■ Your objective
Using the listing below, return every line that includes "body".

■ Material provided

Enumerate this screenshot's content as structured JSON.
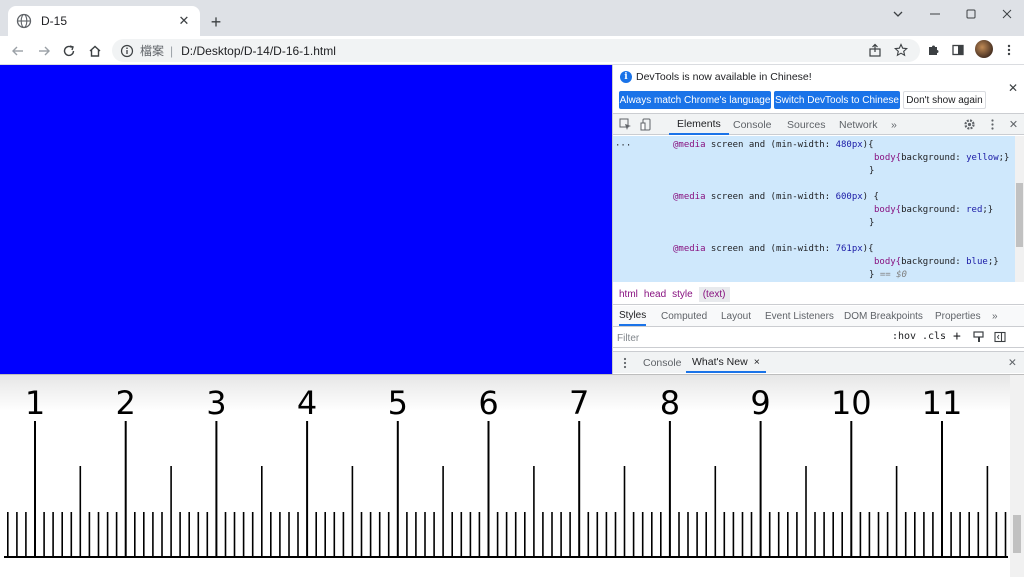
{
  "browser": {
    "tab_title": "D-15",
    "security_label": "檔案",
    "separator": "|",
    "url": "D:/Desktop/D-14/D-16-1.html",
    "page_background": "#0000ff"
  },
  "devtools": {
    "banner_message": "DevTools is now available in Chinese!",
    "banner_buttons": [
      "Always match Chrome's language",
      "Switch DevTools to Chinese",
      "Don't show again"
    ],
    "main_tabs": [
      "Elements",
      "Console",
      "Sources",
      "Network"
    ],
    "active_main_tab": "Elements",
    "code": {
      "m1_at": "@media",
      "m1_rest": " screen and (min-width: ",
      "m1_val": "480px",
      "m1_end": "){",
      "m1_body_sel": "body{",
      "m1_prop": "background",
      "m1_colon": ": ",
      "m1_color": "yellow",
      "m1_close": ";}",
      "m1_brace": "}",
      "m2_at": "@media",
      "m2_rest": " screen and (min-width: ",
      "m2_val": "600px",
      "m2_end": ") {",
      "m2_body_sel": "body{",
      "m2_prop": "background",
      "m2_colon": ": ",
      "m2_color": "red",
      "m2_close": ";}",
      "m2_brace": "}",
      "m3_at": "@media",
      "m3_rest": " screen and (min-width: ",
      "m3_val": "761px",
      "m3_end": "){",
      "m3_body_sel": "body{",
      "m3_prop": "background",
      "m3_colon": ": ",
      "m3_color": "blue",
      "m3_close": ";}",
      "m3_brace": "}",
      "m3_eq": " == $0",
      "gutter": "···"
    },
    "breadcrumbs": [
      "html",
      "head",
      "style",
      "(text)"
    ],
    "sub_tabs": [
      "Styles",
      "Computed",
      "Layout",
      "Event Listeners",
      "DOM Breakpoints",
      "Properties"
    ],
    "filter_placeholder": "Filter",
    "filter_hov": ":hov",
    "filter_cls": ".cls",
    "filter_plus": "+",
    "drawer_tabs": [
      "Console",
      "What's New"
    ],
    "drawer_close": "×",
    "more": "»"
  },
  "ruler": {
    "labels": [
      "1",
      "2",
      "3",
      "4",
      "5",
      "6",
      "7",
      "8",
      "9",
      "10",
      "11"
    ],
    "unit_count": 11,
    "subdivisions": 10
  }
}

■ Completed task
      "m1_body_sel": "body{",
      "m2_body_sel": "body{",
      "m3_body_sel": "body{",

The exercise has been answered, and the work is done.